[[ Data in this exercise, beginning ]]
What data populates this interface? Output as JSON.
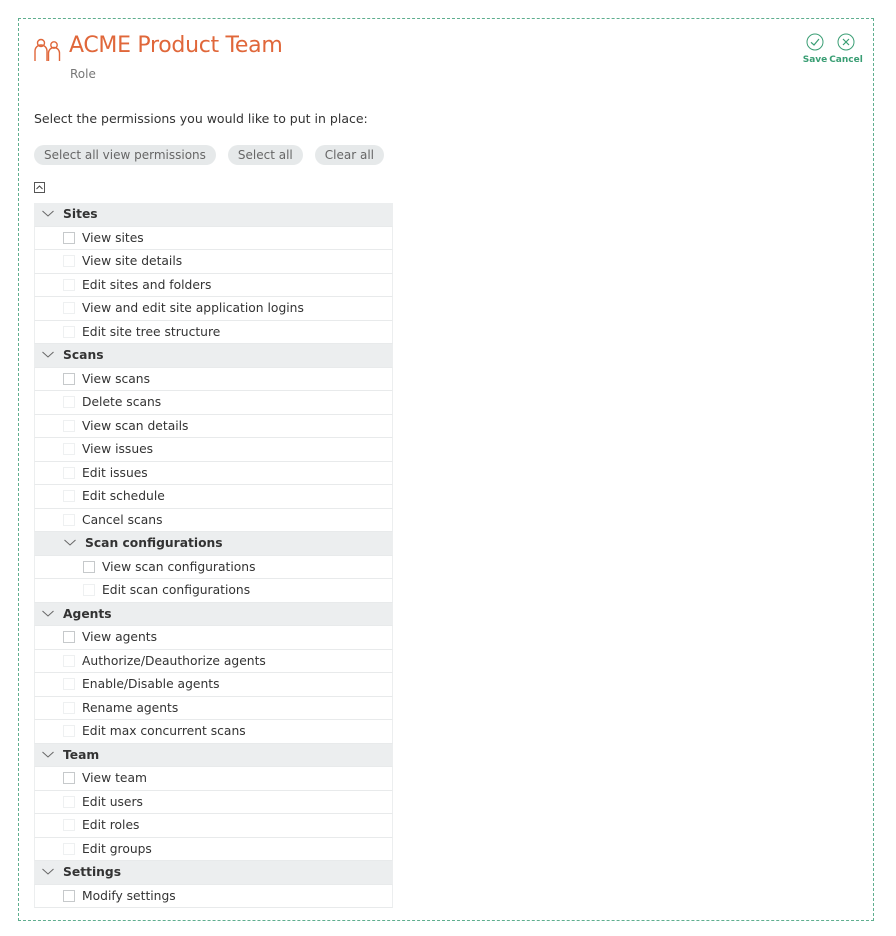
{
  "header": {
    "title": "ACME Product Team",
    "subtitle": "Role",
    "save_label": "Save",
    "cancel_label": "Cancel",
    "accent_color": "#e0673a",
    "action_color": "#3a9e74"
  },
  "intro_text": "Select the permissions you would like to put in place:",
  "bulk_actions": {
    "select_view": "Select all view permissions",
    "select_all": "Select all",
    "clear_all": "Clear all"
  },
  "groups": [
    {
      "title": "Sites",
      "items": [
        "View sites",
        "View site details",
        "Edit sites and folders",
        "View and edit site application logins",
        "Edit site tree structure"
      ]
    },
    {
      "title": "Scans",
      "items": [
        "View scans",
        "Delete scans",
        "View scan details",
        "View issues",
        "Edit issues",
        "Edit schedule",
        "Cancel scans"
      ],
      "subgroup": {
        "title": "Scan configurations",
        "items": [
          "View scan configurations",
          "Edit scan configurations"
        ]
      }
    },
    {
      "title": "Agents",
      "items": [
        "View agents",
        "Authorize/Deauthorize agents",
        "Enable/Disable agents",
        "Rename agents",
        "Edit max concurrent scans"
      ]
    },
    {
      "title": "Team",
      "items": [
        "View team",
        "Edit users",
        "Edit roles",
        "Edit groups"
      ]
    },
    {
      "title": "Settings",
      "items": [
        "Modify settings"
      ]
    }
  ]
}
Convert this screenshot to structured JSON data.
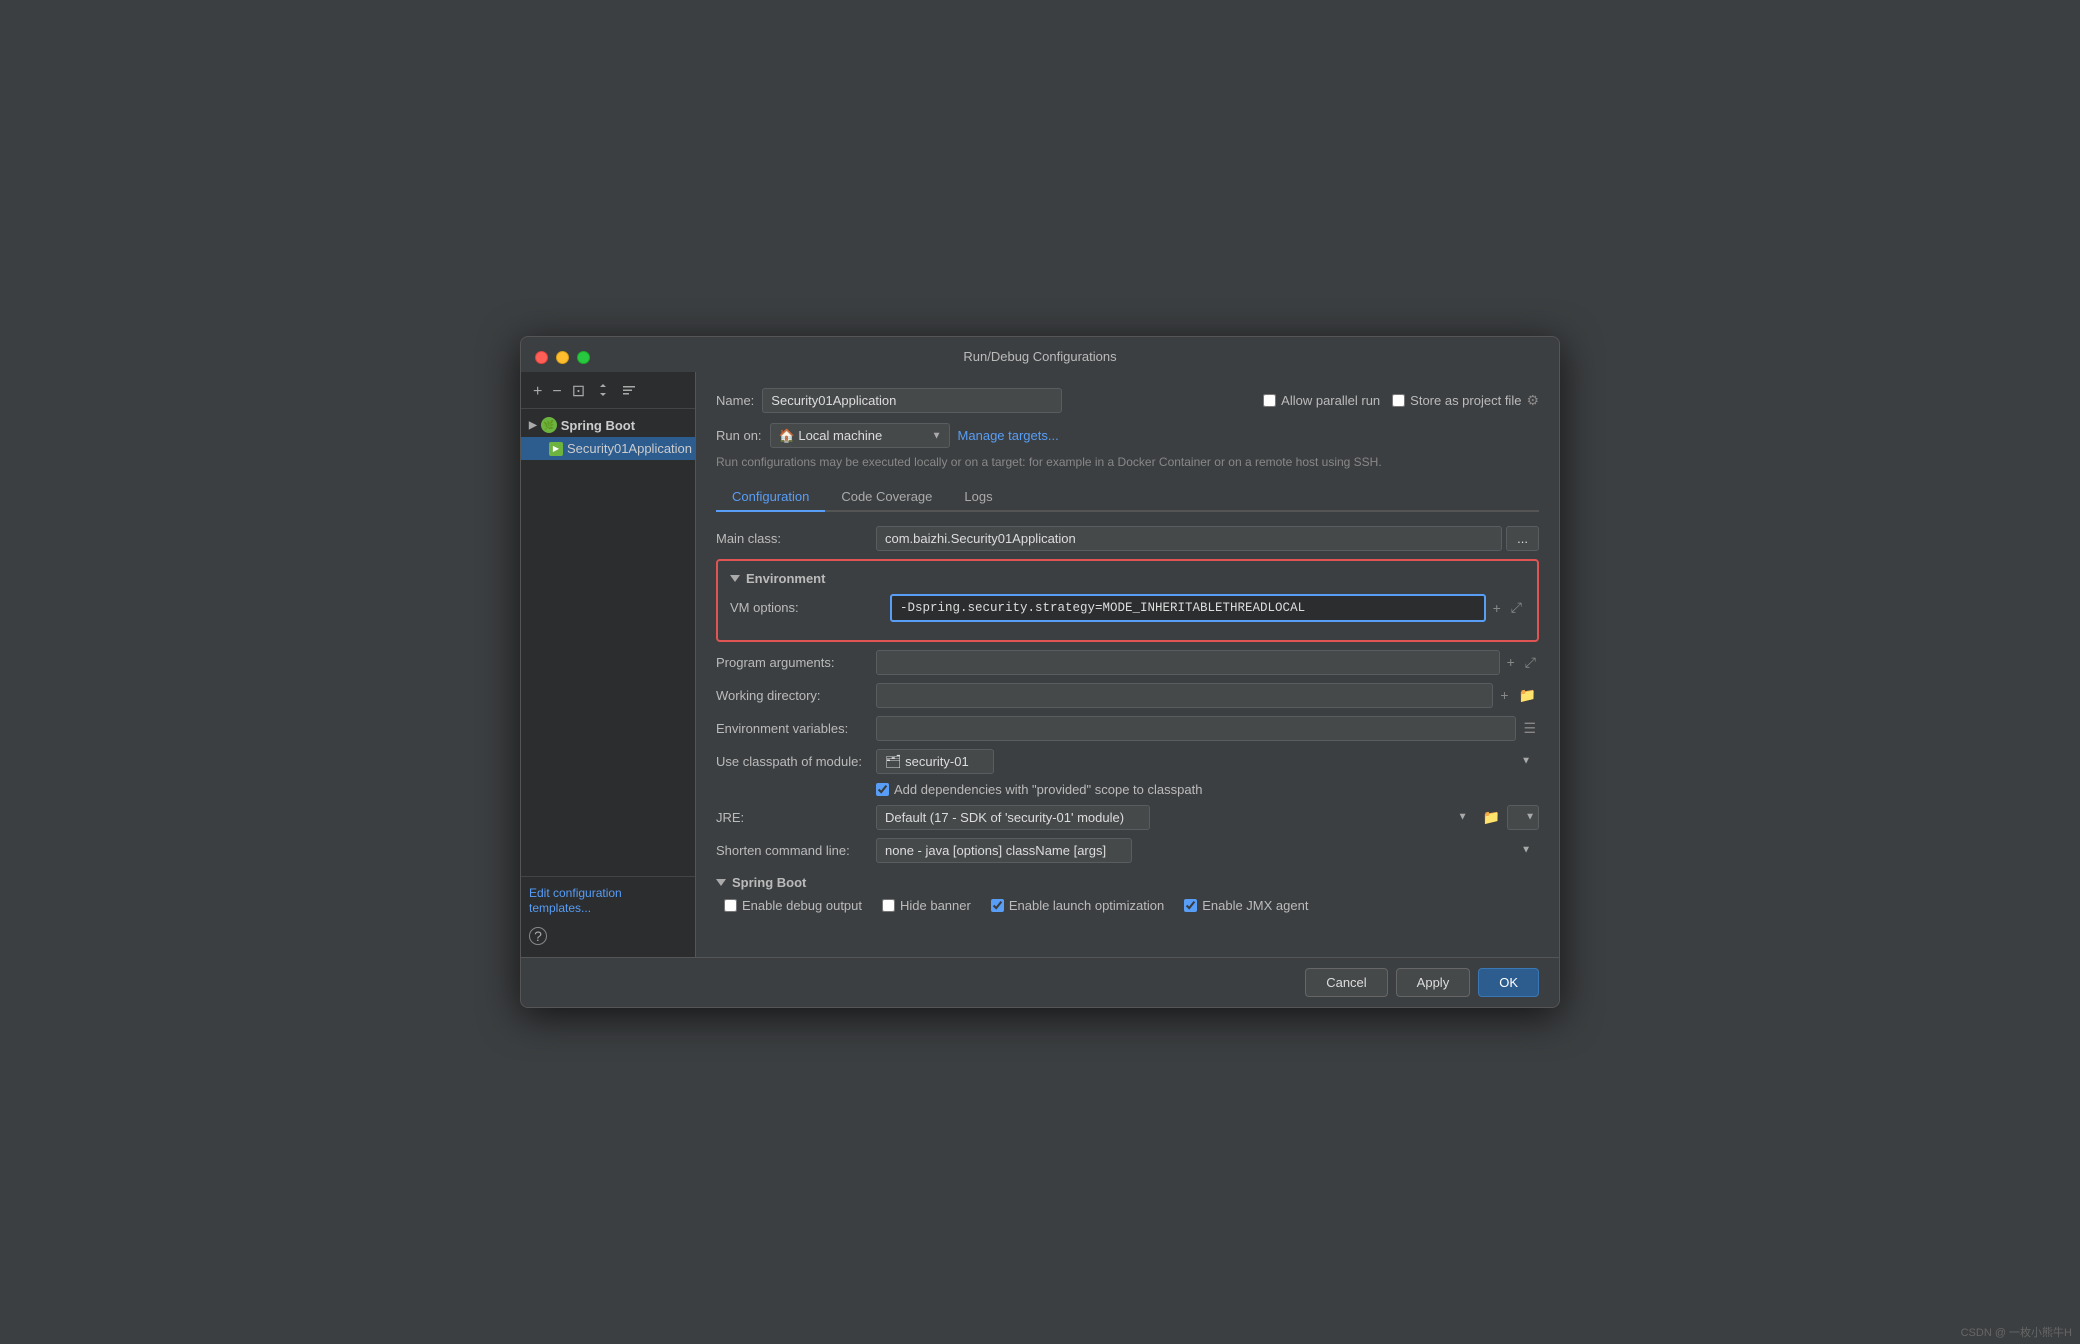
{
  "dialog": {
    "title": "Run/Debug Configurations"
  },
  "sidebar": {
    "toolbar": {
      "add_btn": "+",
      "remove_btn": "−",
      "copy_btn": "⊡",
      "move_up_btn": "↑↓",
      "sort_btn": "≡"
    },
    "tree": {
      "parent": {
        "label": "Spring Boot"
      },
      "child": {
        "label": "Security01Application"
      }
    },
    "edit_templates_label": "Edit configuration templates...",
    "help_label": "?"
  },
  "panel": {
    "name_label": "Name:",
    "name_value": "Security01Application",
    "allow_parallel_label": "Allow parallel run",
    "store_project_label": "Store as project file",
    "run_on_label": "Run on:",
    "run_on_value": "Local machine",
    "manage_targets_label": "Manage targets...",
    "hint_text": "Run configurations may be executed locally or on a target: for example in a Docker Container or on a remote host using SSH.",
    "tabs": [
      {
        "label": "Configuration",
        "active": true
      },
      {
        "label": "Code Coverage",
        "active": false
      },
      {
        "label": "Logs",
        "active": false
      }
    ],
    "main_class_label": "Main class:",
    "main_class_value": "com.baizhi.Security01Application",
    "environment_section_label": "Environment",
    "vm_options_label": "VM options:",
    "vm_options_value": "-Dspring.security.strategy=MODE_INHERITABLETHREADLOCAL",
    "program_args_label": "Program arguments:",
    "working_dir_label": "Working directory:",
    "env_vars_label": "Environment variables:",
    "classpath_label": "Use classpath of module:",
    "classpath_value": "security-01",
    "add_deps_label": "Add dependencies with \"provided\" scope to classpath",
    "jre_label": "JRE:",
    "jre_value": "Default (17 - SDK of 'security-01' module)",
    "shorten_cmd_label": "Shorten command line:",
    "shorten_cmd_value": "none - java [options] className [args]",
    "spring_boot_section_label": "Spring Boot",
    "enable_debug_label": "Enable debug output",
    "hide_banner_label": "Hide banner",
    "enable_launch_label": "Enable launch optimization",
    "enable_jmx_label": "Enable JMX agent"
  },
  "footer": {
    "cancel_label": "Cancel",
    "apply_label": "Apply",
    "ok_label": "OK"
  },
  "watermark": "CSDN @ 一枚小熊牛H"
}
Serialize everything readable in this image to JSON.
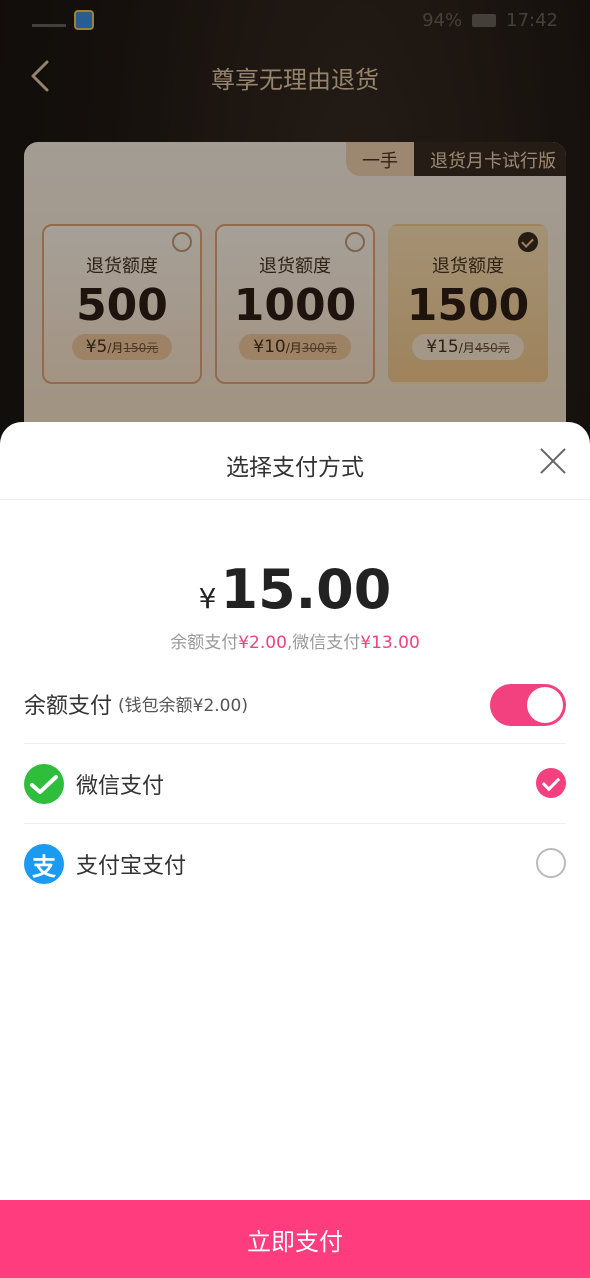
{
  "status_bar": {
    "battery": "94%",
    "time": "17:42"
  },
  "header": {
    "title": "尊享无理由退货"
  },
  "card": {
    "tag_left": "一手",
    "tag_right": "退货月卡试行版",
    "plans": [
      {
        "label": "退货额度",
        "amount": "500",
        "price": "¥5",
        "unit": "/月",
        "original": "150元",
        "selected": false
      },
      {
        "label": "退货额度",
        "amount": "1000",
        "price": "¥10",
        "unit": "/月",
        "original": "300元",
        "selected": false
      },
      {
        "label": "退货额度",
        "amount": "1500",
        "price": "¥15",
        "unit": "/月",
        "original": "450元",
        "selected": true
      }
    ]
  },
  "sheet": {
    "title": "选择支付方式",
    "currency": "¥",
    "total": "15.00",
    "split": {
      "balance_label": "余额支付",
      "balance_value": "¥2.00",
      "sep": ",",
      "wechat_label": "微信支付",
      "wechat_value": "¥13.00"
    },
    "balance_row": {
      "label": "余额支付",
      "sub": "(钱包余额¥2.00)",
      "enabled": true
    },
    "methods": [
      {
        "label": "微信支付",
        "icon": "wechat-icon",
        "selected": true
      },
      {
        "label": "支付宝支付",
        "icon": "alipay-icon",
        "icon_glyph": "支",
        "selected": false
      }
    ],
    "pay_button": "立即支付"
  },
  "colors": {
    "accent": "#f2417e",
    "button": "#fe3c7e",
    "wechat": "#2fbd3c",
    "alipay": "#1a9af0"
  }
}
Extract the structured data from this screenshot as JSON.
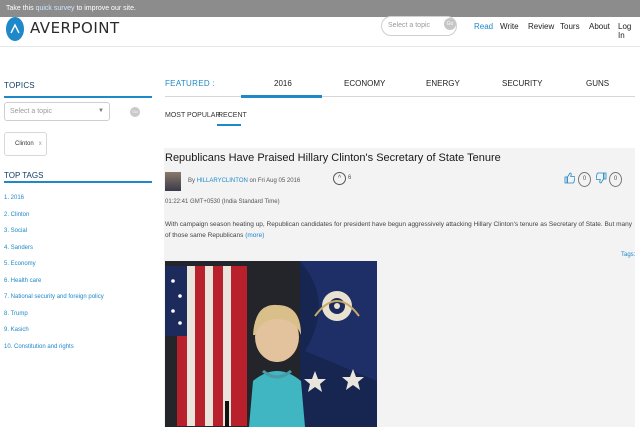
{
  "survey": {
    "prefix": "Take this",
    "link": "quick survey",
    "suffix": "to improve our site."
  },
  "header": {
    "logo_text": "AVERPOINT",
    "search_placeholder": "Select a topic",
    "search_go": "Go",
    "nav": [
      "Read",
      "Write",
      "Review",
      "Tours",
      "About",
      "Log In"
    ],
    "active_nav": "Read"
  },
  "sidebar": {
    "topics_heading": "TOPICS",
    "topic_select_placeholder": "Select a topic",
    "go_label": "Go",
    "chip": {
      "label": "Clinton",
      "remove": "x"
    },
    "top_tags_heading": "TOP TAGS",
    "tags": [
      "1. 2016",
      "2. Clinton",
      "3. Social",
      "4. Sanders",
      "5. Economy",
      "6. Health care",
      "7. National security and foreign policy",
      "8. Trump",
      "9. Kasich",
      "10. Constitution and rights"
    ]
  },
  "main": {
    "featured_label": "FEATURED :",
    "tabs": [
      "2016",
      "ECONOMY",
      "ENERGY",
      "SECURITY",
      "GUNS"
    ],
    "active_tab": "2016",
    "subtabs": [
      "MOST POPULAR",
      "RECENT"
    ],
    "active_subtab": "RECENT"
  },
  "article": {
    "title": "Republicans Have Praised Hillary Clinton's Secretary of State Tenure",
    "by": "By",
    "author": "HILLARYCLINTON",
    "date": "on Fri Aug 05 2016",
    "vote_count": "6",
    "likes": "0",
    "dislikes": "0",
    "timestamp": "01:22:41 GMT+0530 (India Standard Time)",
    "snippet": "With campaign season heating up, Republican candidates for president have begun aggressively attacking Hillary Clinton's tenure as Secretary of State. But many of those same Republicans",
    "more": "(more)",
    "tags_label": "Tags:"
  },
  "colors": {
    "accent": "#1e88c8",
    "survey_bar": "#8c8c8c",
    "article_bg": "#f3f3f3"
  }
}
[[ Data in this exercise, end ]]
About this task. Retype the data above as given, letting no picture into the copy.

Written response.
What data populates this interface? Output as JSON.
{
  "header": {
    "title": "ACME Product Team",
    "subtitle": "Role",
    "save_label": "Save",
    "cancel_label": "Cancel",
    "accent_color": "#e0673a",
    "action_color": "#3a9e74"
  },
  "intro_text": "Select the permissions you would like to put in place:",
  "bulk_actions": {
    "select_view": "Select all view permissions",
    "select_all": "Select all",
    "clear_all": "Clear all"
  },
  "groups": [
    {
      "title": "Sites",
      "items": [
        "View sites",
        "View site details",
        "Edit sites and folders",
        "View and edit site application logins",
        "Edit site tree structure"
      ]
    },
    {
      "title": "Scans",
      "items": [
        "View scans",
        "Delete scans",
        "View scan details",
        "View issues",
        "Edit issues",
        "Edit schedule",
        "Cancel scans"
      ],
      "subgroup": {
        "title": "Scan configurations",
        "items": [
          "View scan configurations",
          "Edit scan configurations"
        ]
      }
    },
    {
      "title": "Agents",
      "items": [
        "View agents",
        "Authorize/Deauthorize agents",
        "Enable/Disable agents",
        "Rename agents",
        "Edit max concurrent scans"
      ]
    },
    {
      "title": "Team",
      "items": [
        "View team",
        "Edit users",
        "Edit roles",
        "Edit groups"
      ]
    },
    {
      "title": "Settings",
      "items": [
        "Modify settings"
      ]
    }
  ]
}
Convert this screenshot to structured JSON data.
{
  "dialog": {
    "title": "Run/Debug Configurations"
  },
  "sidebar": {
    "toolbar": {
      "add_btn": "+",
      "remove_btn": "−",
      "copy_btn": "⊡",
      "move_up_btn": "↑↓",
      "sort_btn": "≡"
    },
    "tree": {
      "parent": {
        "label": "Spring Boot"
      },
      "child": {
        "label": "Security01Application"
      }
    },
    "edit_templates_label": "Edit configuration templates...",
    "help_label": "?"
  },
  "panel": {
    "name_label": "Name:",
    "name_value": "Security01Application",
    "allow_parallel_label": "Allow parallel run",
    "store_project_label": "Store as project file",
    "run_on_label": "Run on:",
    "run_on_value": "Local machine",
    "manage_targets_label": "Manage targets...",
    "hint_text": "Run configurations may be executed locally or on a target: for example in a Docker Container or on a remote host using SSH.",
    "tabs": [
      {
        "label": "Configuration",
        "active": true
      },
      {
        "label": "Code Coverage",
        "active": false
      },
      {
        "label": "Logs",
        "active": false
      }
    ],
    "main_class_label": "Main class:",
    "main_class_value": "com.baizhi.Security01Application",
    "environment_section_label": "Environment",
    "vm_options_label": "VM options:",
    "vm_options_value": "-Dspring.security.strategy=MODE_INHERITABLETHREADLOCAL",
    "program_args_label": "Program arguments:",
    "working_dir_label": "Working directory:",
    "env_vars_label": "Environment variables:",
    "classpath_label": "Use classpath of module:",
    "classpath_value": "security-01",
    "add_deps_label": "Add dependencies with \"provided\" scope to classpath",
    "jre_label": "JRE:",
    "jre_value": "Default (17 - SDK of 'security-01' module)",
    "shorten_cmd_label": "Shorten command line:",
    "shorten_cmd_value": "none - java [options] className [args]",
    "spring_boot_section_label": "Spring Boot",
    "enable_debug_label": "Enable debug output",
    "hide_banner_label": "Hide banner",
    "enable_launch_label": "Enable launch optimization",
    "enable_jmx_label": "Enable JMX agent"
  },
  "footer": {
    "cancel_label": "Cancel",
    "apply_label": "Apply",
    "ok_label": "OK"
  },
  "watermark": "CSDN @ 一枚小熊牛H"
}
Serialize everything readable in this image to JSON.
{
  "status_bar": {
    "battery": "94%",
    "time": "17:42"
  },
  "header": {
    "title": "尊享无理由退货"
  },
  "card": {
    "tag_left": "一手",
    "tag_right": "退货月卡试行版",
    "plans": [
      {
        "label": "退货额度",
        "amount": "500",
        "price": "¥5",
        "unit": "/月",
        "original": "150元",
        "selected": false
      },
      {
        "label": "退货额度",
        "amount": "1000",
        "price": "¥10",
        "unit": "/月",
        "original": "300元",
        "selected": false
      },
      {
        "label": "退货额度",
        "amount": "1500",
        "price": "¥15",
        "unit": "/月",
        "original": "450元",
        "selected": true
      }
    ]
  },
  "sheet": {
    "title": "选择支付方式",
    "currency": "¥",
    "total": "15.00",
    "split": {
      "balance_label": "余额支付",
      "balance_value": "¥2.00",
      "sep": ",",
      "wechat_label": "微信支付",
      "wechat_value": "¥13.00"
    },
    "balance_row": {
      "label": "余额支付",
      "sub": "(钱包余额¥2.00)",
      "enabled": true
    },
    "methods": [
      {
        "label": "微信支付",
        "icon": "wechat-icon",
        "selected": true
      },
      {
        "label": "支付宝支付",
        "icon": "alipay-icon",
        "icon_glyph": "支",
        "selected": false
      }
    ],
    "pay_button": "立即支付"
  },
  "colors": {
    "accent": "#f2417e",
    "button": "#fe3c7e",
    "wechat": "#2fbd3c",
    "alipay": "#1a9af0"
  }
}
Extract the structured data from this screenshot as JSON.
{
  "survey": {
    "prefix": "Take this",
    "link": "quick survey",
    "suffix": "to improve our site."
  },
  "header": {
    "logo_text": "AVERPOINT",
    "search_placeholder": "Select a topic",
    "search_go": "Go",
    "nav": [
      "Read",
      "Write",
      "Review",
      "Tours",
      "About",
      "Log In"
    ],
    "active_nav": "Read"
  },
  "sidebar": {
    "topics_heading": "TOPICS",
    "topic_select_placeholder": "Select a topic",
    "go_label": "Go",
    "chip": {
      "label": "Clinton",
      "remove": "x"
    },
    "top_tags_heading": "TOP TAGS",
    "tags": [
      "1. 2016",
      "2. Clinton",
      "3. Social",
      "4. Sanders",
      "5. Economy",
      "6. Health care",
      "7. National security and foreign policy",
      "8. Trump",
      "9. Kasich",
      "10. Constitution and rights"
    ]
  },
  "main": {
    "featured_label": "FEATURED :",
    "tabs": [
      "2016",
      "ECONOMY",
      "ENERGY",
      "SECURITY",
      "GUNS"
    ],
    "active_tab": "2016",
    "subtabs": [
      "MOST POPULAR",
      "RECENT"
    ],
    "active_subtab": "RECENT"
  },
  "article": {
    "title": "Republicans Have Praised Hillary Clinton's Secretary of State Tenure",
    "by": "By",
    "author": "HILLARYCLINTON",
    "date": "on Fri Aug 05 2016",
    "vote_count": "6",
    "likes": "0",
    "dislikes": "0",
    "timestamp": "01:22:41 GMT+0530 (India Standard Time)",
    "snippet": "With campaign season heating up, Republican candidates for president have begun aggressively attacking Hillary Clinton's tenure as Secretary of State. But many of those same Republicans",
    "more": "(more)",
    "tags_label": "Tags:"
  },
  "colors": {
    "accent": "#1e88c8",
    "survey_bar": "#8c8c8c",
    "article_bg": "#f3f3f3"
  }
}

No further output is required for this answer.